Remarkably, the report lacks the mention of the role of civil society in the provision of the right to education. OIDEL is going to participate in the General Debate next Monday during the 32th Human Rights Council to express our point of view.

If you would like to know about this report, you can access to this link:http://ap.ohchr.org/documents/dpage_e.aspx?si=A/HRC/32/20

 

Tino D’Arpa

Reunión de EMIE en Amberes

La semana pasada fue la reunión anual de EMIE en Amberes. EMIE es el acrónimo de Agrupación Europea de Educación Independiente y reúne más de 25 asociaciones defensoras de la libertad de educación de todo el mundo. Entre ellas podemos destacar la Organización Internacional de la Enseñanza Católica, la Asociación Waldorf-Steiner, ECNAIS o el Montessori.
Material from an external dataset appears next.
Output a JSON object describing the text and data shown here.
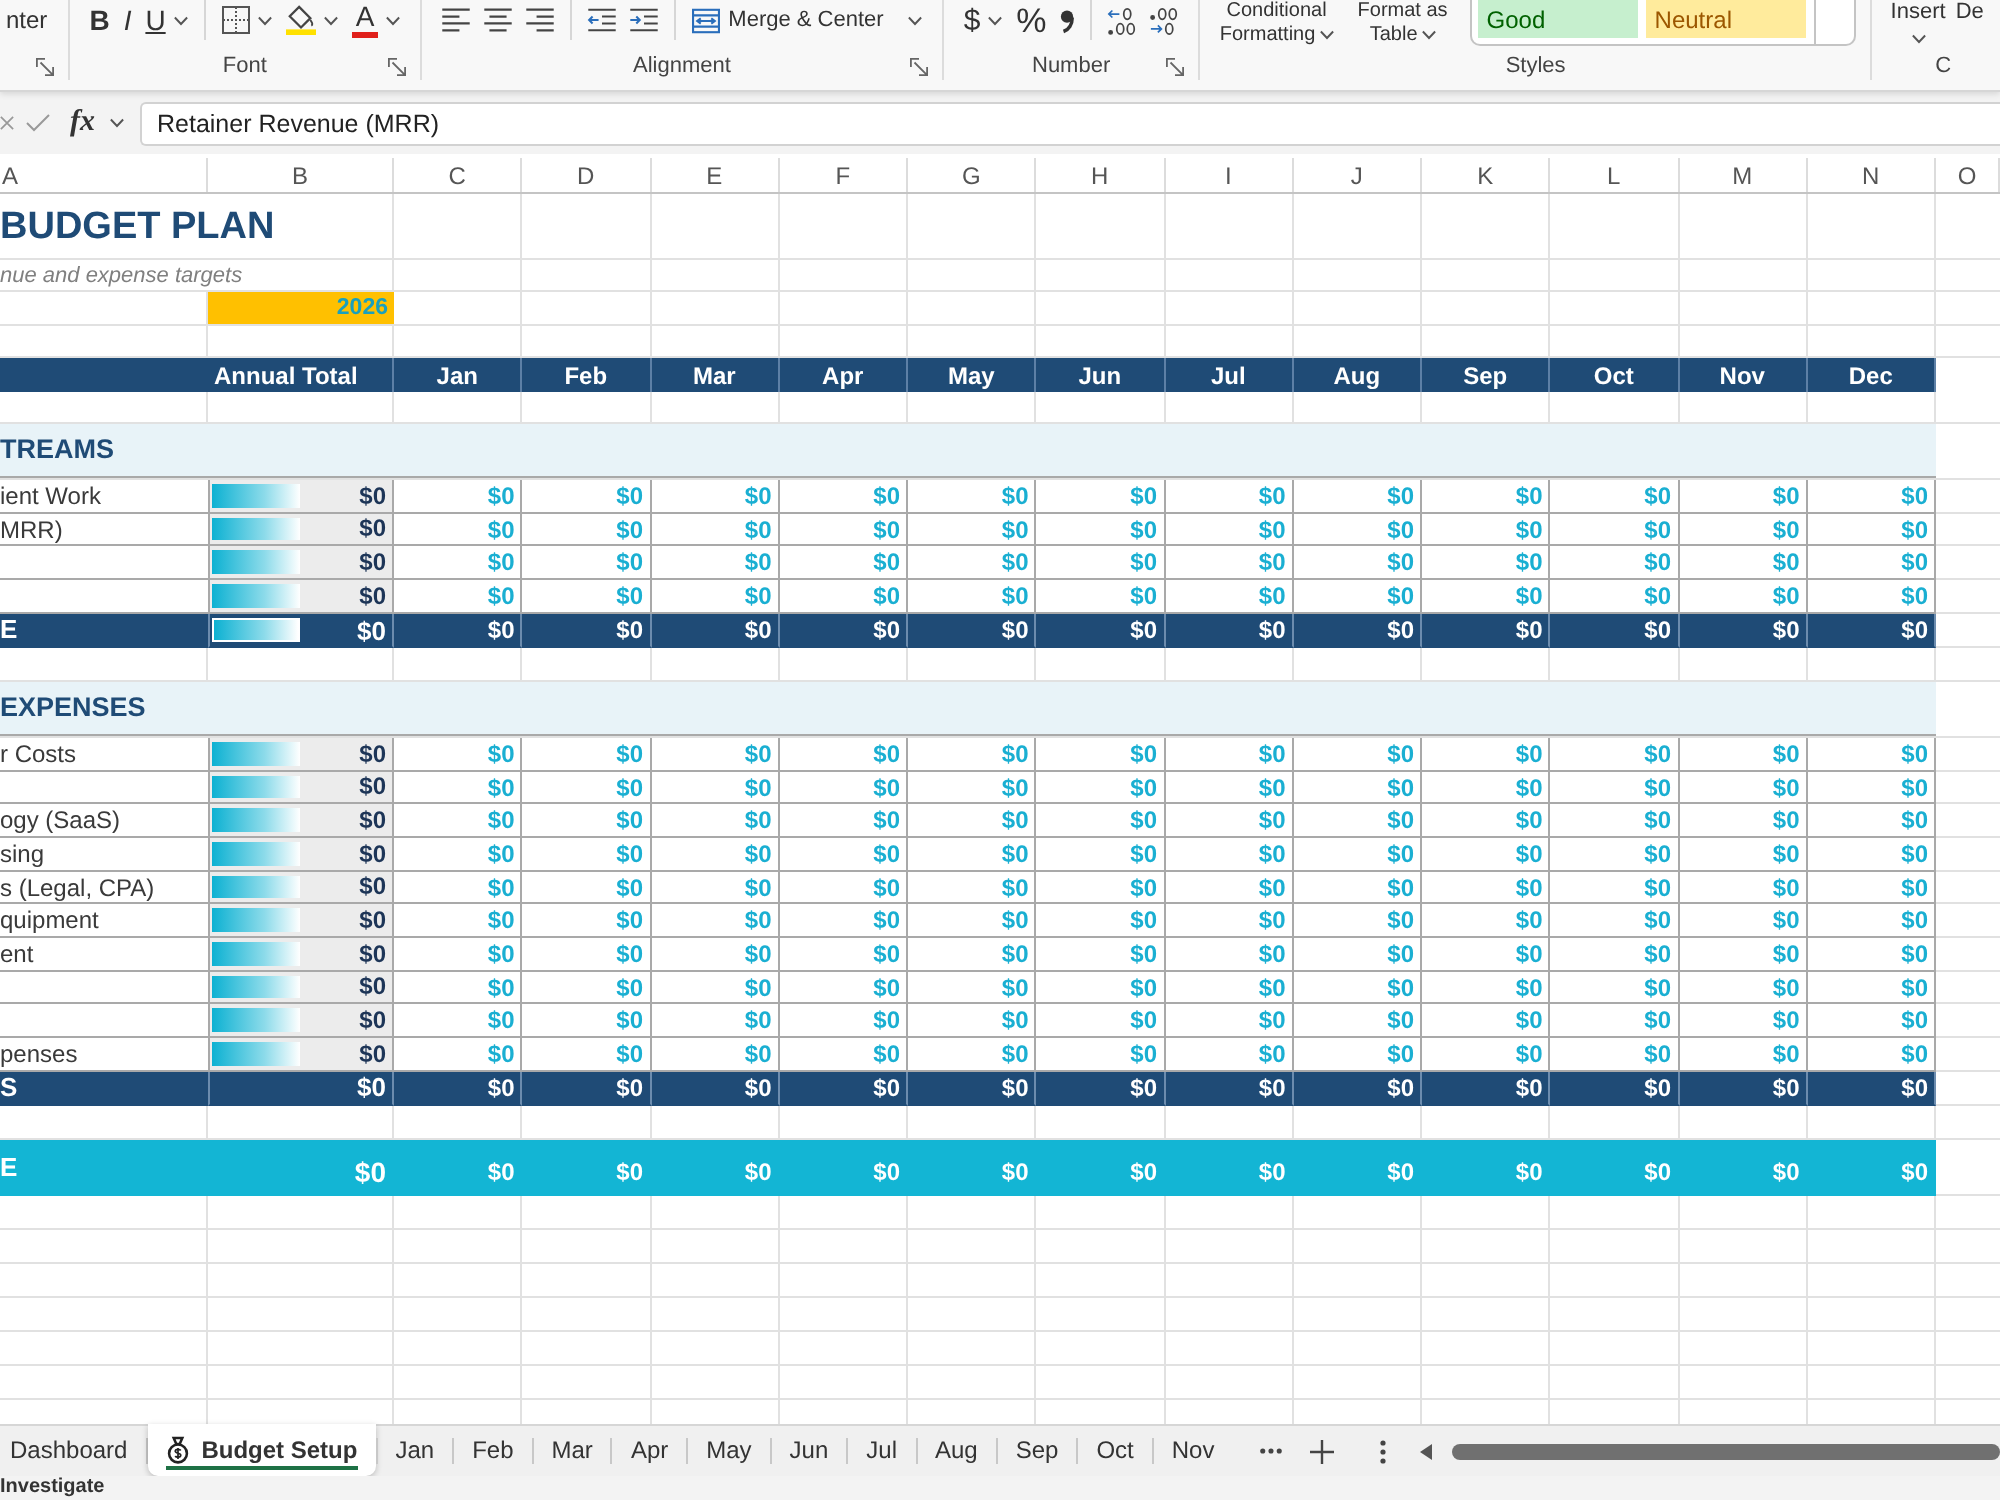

La reunión sirve para hacer balance de la situación de la libertad de enseñanza en Europa.

La reunión sirvió para evaluar las tendencias a nivel educativo del Parlamento Europeo y en las distintas organizaciones internacionales. En este sentido fue interesante ver la labor de ECSWE en el Grupo de Trabajo Escuela ET2020.

OIDEL aprovechó el encuentro de este año para presentar el Índice de Libertad de Enseñanza. El informe tuvo muy buena acogida. Varios asistentes comentaron que les sorprendió el crecimiento a nivel global del apoyo gubernamental a las escuelas no gubernamentales en los últimos años. Asimismo, varios señalaron que a pesar que el informe muestra una situación esperanzadora hay que estar vigilantes a futuras amenazas a la libertad como la reciente revocación de la anterior ley educativa en Portugal.

Para saber más: http://www.ecnais.org/european-meeting-of-independent-education/

Ignasi Grau